This installment of Using the Value Line Report will highlight The Walt Disney Company’s (DIS -Free Disney Stock Report) fabled reemergence as a pillar in the global media arena, as well as the investment community, which has been marked by the stock’s impressive price gains over the past decade. Indeed, the past 10-plus years have seen the equity’s most notable momentum since it joined the Dow in May of 1991.
In particular, the last five years have been stellar, as the stock has risen some 450% since early 2009. This meteoric ascent is displayed by the price chart located in the Graph section of the page. Moreover, it comes as no surprise that scanning across the page to the bottom right corner offers further evidence to support the superior momentum of Disney’s shares, as the Financial Strength box tells of the equity’s superlative score for Price Growth Persistence (100 out of 100).
Not since the earlier years of the Michael Eisner era (Chairman and CEO from 1984 – 2003), when such iconic animated features as The Little Mermaid and The Lion King hit the big screen and its theme parks and television networks (ESPN, ABC, etc.) underwent considerable expansion, has the company enjoyed such notable success at the box office, as well as in its media ventures. Although the entertainment bellwether faced some creative and operational struggles in the late ‘90s, which placed some downward pressure on its shares, DIS was able to rally to new heights with the turn of the new millennium. The bottom truly fell out, however, not long after the tech bubble burst and the tragedy of 9/11 halted vacation travel and plunged the U.S. economy into recession. During that span, the stock lost more than two-thirds of its value from a mid-2000 peak of $43.88 to a mid-2002 trough of $13.48.

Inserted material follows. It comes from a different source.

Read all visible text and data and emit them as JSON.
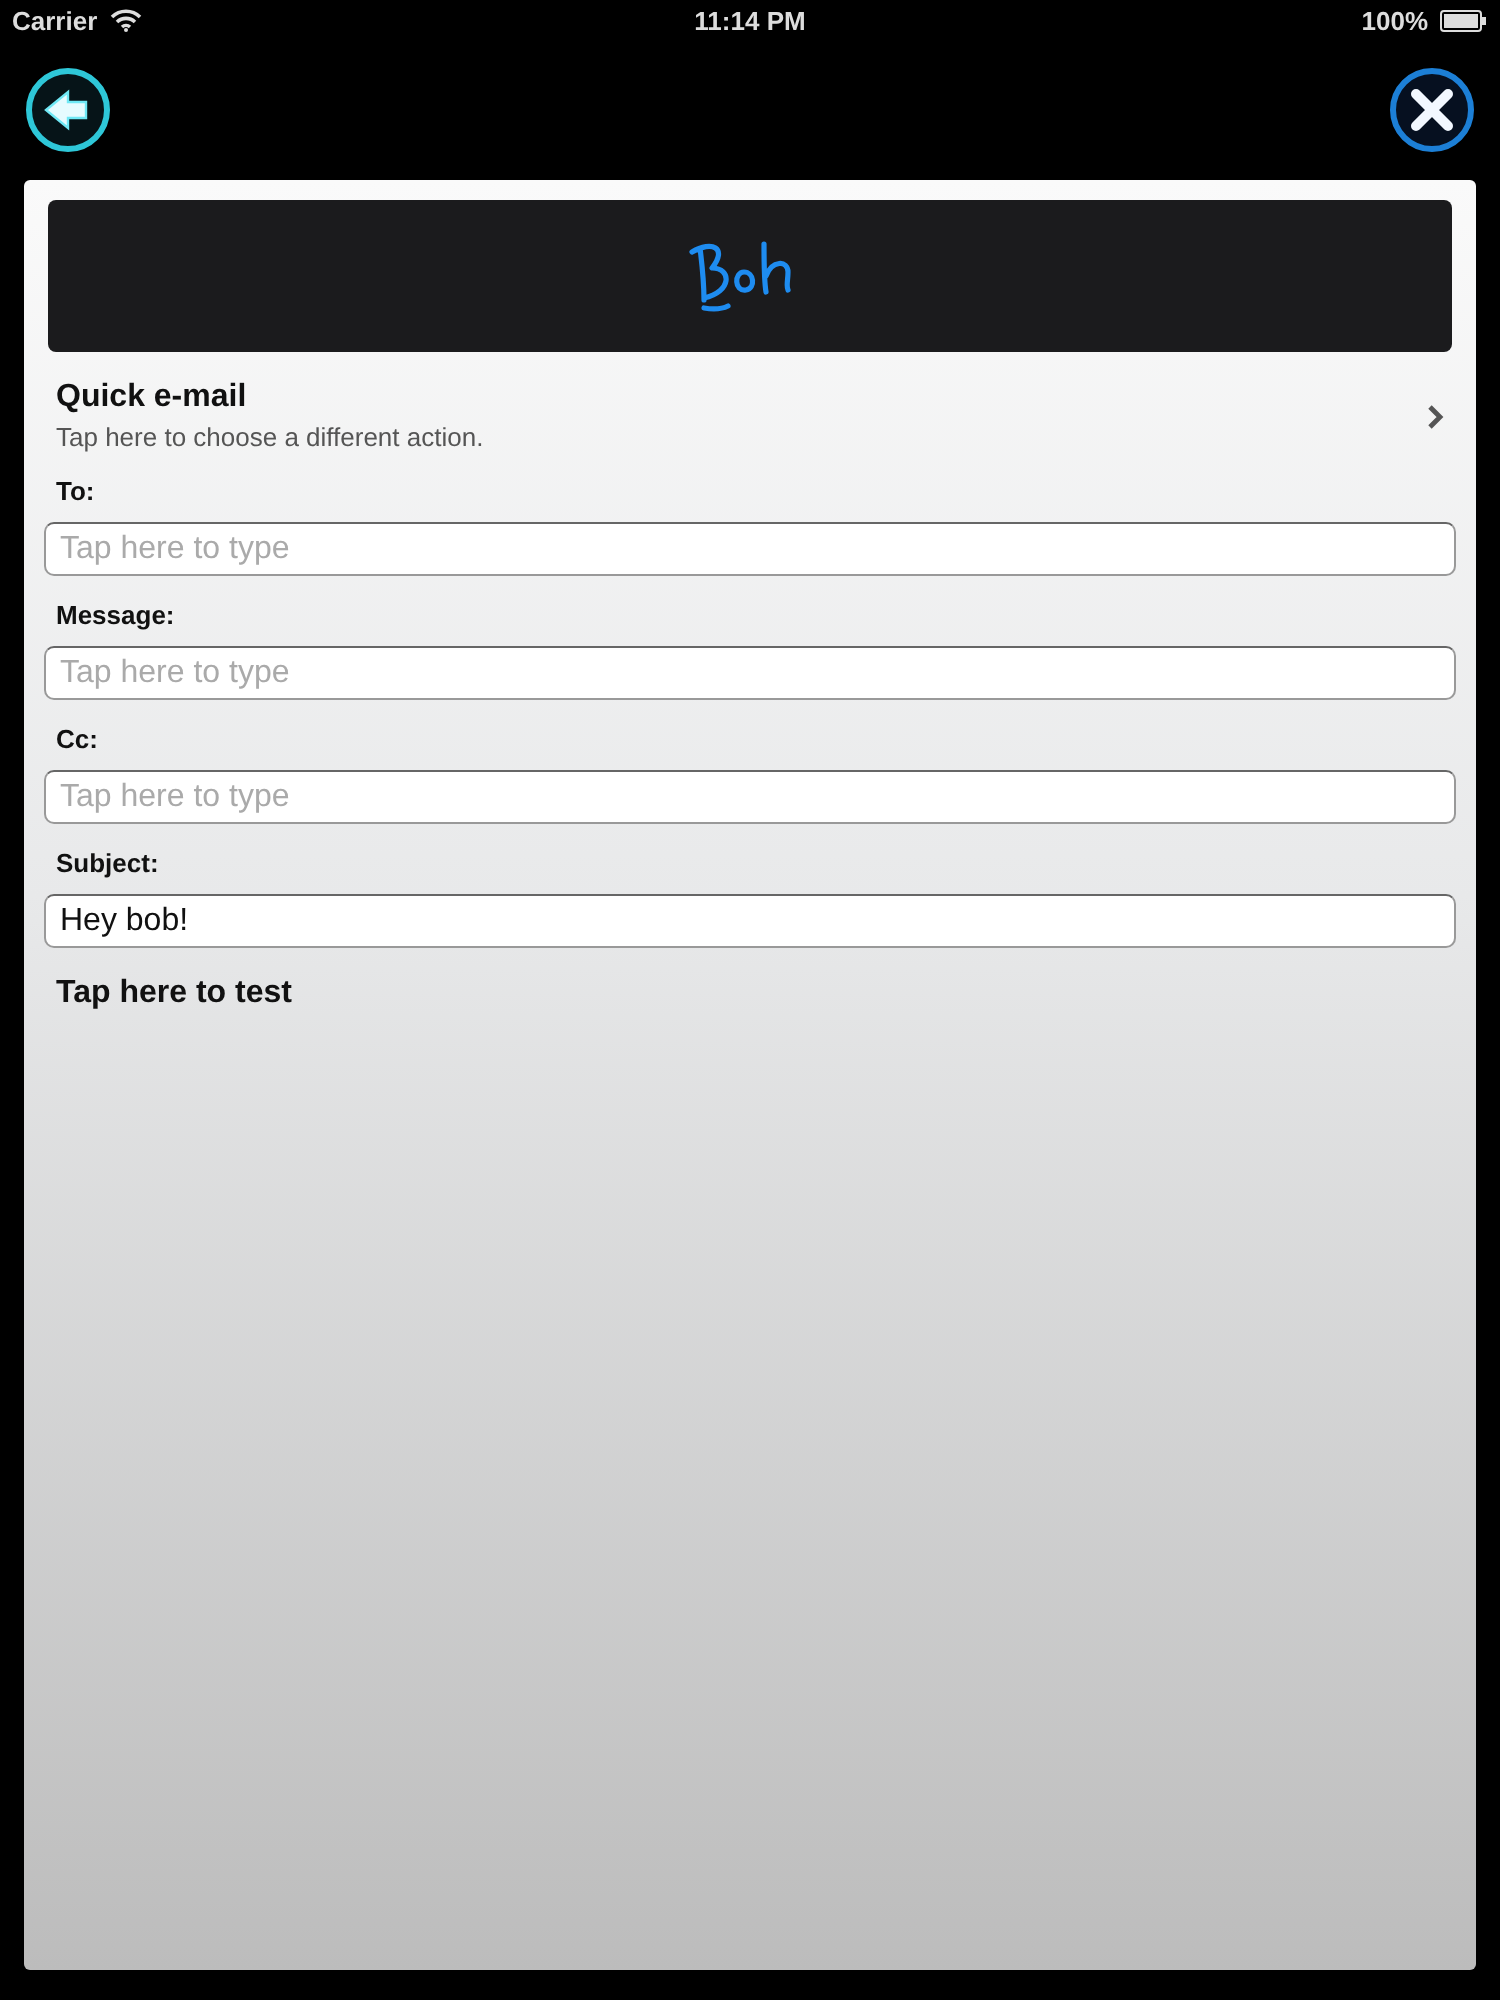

After a tumultuous period of ownership and managerial discord between 2003 and 2005, Eisner was succeeded by current Chairman and CEO Robert Iger. Under Iger’s stewardship, Disney has worked vigorously to reestablish itself at the forefront of the animated and live-action film industry, as well as fortify its presence in the global theme park business. Indeed, a number of key and bold acquisitions (Pixar, Marvel, Lucasfilms, etc.) have helped the company to solidify its position as a global leader in diversified entertainment.
Its slew of smash blockbuster releases of late, including the Iron Man series, the second installment of Captain America and the animated hit Frozen, are just a few of its recent triumphs in the film arena. Now, with the addition of the Star Wars franchise to its vast vault of theatrical assets, it would appear that the company is poised for several years of respectable revenue growth. Its film endeavors are just one aspect of its prospective growth drivers. Its television networks have been highly successful, too. Specifically, ESPN continues to generate market-leading ratings and sizable profits as the premier sports broadcasting network in the United States. Furthermore, Walt Disney Resorts have demonstrated impressive revenue and operating profit gains, thanks to record worldwide attendance of late.
Taking all of the aforementioned factors into account, it is no wonder that the company’s earnings growth has been consistently firm. Looking at the historical financial data in the Statistical Array, it is evident that the only instances when Disney’s share net faltered over the past 15 years or so were in the years directly following recessionary periods (2001-2002 and 2007-2009). Still, profit advances recovered quickly in each of those situations. In addition, scanning over to the Annual Rates box reveals that the company’s cash flow, earnings, and dividends have expanded at double-digit rates over the past 10 years. This indicates that not only is the company sustaining strong profit gains, but it is also returning a portion of these profits to its shareholders in the form of increasing income distributions.
Moreover, with an exemplary Earnings Predictability score of 90 out of 100 and the highest Financial Strength rating of A++, it stands to reason that analyst Orly Seidman’s Financial Estimates out to late decade call for double-digit cash flow, earnings, and dividend growth rates over the next three to five years. Indeed, the company’s solid balance sheet and financial flexibility should support continued strategic initiatives across the board. Ms. Seidman reinforces this notion in the Analyst Commentary, when she says, “Disney is putting its cash to good use.” Furthermore, she goes on to note that, “thanks to the benefits Disney is reaping from the Marvel and Lucasfilms acquisitions, it may eye other accretive additions.”
Finally, from a stock-price performance perspective, although the Timeliness Ranks box in our last report (2/7/14) suggests that the equity is a 3 (Average), the rank has actually been bumped up a notch to 2 (Above Average) as of 4/11/14. This suggests that the equity price will likely outpace the broader market’s averages over the next six to 12 months. On the downside, however, the aforementioned price strength already reflects most of the revenue and profit growth we project over the pull to 2017-2019. In fact, at just over 19x earnings, the P/E Multiple is historically high, offering limited room for further capital appreciation in that span. Hence, at present, this stock should spark more appeal among momentum-driven accounts. Nonetheless, we would recommend that even those wishing to buy and hold wait keenly on the sidelines for a more appropriate entry point, as we believe DIS shares to be a noteworthy investment option for any portfolio.
At the time that this article was written, the author held no positions in any of the companies mentioned.